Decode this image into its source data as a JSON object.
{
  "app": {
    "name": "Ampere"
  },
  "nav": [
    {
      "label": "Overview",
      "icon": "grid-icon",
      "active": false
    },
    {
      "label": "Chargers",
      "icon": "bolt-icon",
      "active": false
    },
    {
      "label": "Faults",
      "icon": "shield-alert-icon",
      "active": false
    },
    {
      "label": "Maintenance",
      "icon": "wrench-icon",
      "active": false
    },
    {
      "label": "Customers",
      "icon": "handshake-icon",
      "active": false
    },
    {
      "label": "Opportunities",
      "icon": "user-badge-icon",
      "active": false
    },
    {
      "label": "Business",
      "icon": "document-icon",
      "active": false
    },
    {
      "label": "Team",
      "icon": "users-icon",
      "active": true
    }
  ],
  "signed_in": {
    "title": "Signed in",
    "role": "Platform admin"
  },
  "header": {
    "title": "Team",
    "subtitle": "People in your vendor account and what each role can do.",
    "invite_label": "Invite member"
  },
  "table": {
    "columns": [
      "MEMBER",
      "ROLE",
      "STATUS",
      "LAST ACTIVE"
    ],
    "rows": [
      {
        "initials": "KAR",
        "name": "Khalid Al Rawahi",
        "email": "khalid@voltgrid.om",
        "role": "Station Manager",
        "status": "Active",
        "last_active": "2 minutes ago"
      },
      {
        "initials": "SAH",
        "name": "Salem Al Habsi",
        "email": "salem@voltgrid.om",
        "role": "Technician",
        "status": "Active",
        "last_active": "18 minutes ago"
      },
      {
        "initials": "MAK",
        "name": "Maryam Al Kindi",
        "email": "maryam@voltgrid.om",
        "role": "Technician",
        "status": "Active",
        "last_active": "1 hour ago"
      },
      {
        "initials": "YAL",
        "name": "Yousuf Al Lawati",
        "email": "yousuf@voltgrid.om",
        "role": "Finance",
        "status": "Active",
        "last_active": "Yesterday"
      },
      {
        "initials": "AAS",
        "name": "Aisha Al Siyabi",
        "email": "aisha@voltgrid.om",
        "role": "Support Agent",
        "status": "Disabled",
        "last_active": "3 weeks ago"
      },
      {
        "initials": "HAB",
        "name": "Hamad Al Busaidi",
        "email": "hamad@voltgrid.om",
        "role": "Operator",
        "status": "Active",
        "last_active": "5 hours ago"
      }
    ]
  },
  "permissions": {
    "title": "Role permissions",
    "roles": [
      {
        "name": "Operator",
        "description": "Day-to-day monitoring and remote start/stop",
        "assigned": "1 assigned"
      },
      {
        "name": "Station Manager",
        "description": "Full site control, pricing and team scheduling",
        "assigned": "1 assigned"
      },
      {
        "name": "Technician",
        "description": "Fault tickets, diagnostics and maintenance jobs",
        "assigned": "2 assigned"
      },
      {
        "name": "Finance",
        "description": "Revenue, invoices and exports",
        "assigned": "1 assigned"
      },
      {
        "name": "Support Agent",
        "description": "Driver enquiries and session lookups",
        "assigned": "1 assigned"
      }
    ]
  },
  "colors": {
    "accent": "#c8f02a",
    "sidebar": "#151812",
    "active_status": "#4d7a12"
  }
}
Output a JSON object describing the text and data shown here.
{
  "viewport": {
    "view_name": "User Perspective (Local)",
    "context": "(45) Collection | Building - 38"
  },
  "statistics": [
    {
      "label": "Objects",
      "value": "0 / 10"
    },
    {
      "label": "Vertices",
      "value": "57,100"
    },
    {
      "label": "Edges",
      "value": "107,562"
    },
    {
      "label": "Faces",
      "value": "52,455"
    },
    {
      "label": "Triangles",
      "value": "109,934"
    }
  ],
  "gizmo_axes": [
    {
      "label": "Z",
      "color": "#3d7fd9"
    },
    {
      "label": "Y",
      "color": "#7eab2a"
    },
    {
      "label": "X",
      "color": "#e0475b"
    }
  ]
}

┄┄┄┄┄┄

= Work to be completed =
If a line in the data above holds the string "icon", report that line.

= Final answer =
      "icon": "grid-icon",
      "icon": "bolt-icon",
      "icon": "shield-alert-icon",
      "icon": "wrench-icon",
      "icon": "handshake-icon",
      "icon": "user-badge-icon",
      "icon": "document-icon",
      "icon": "users-icon",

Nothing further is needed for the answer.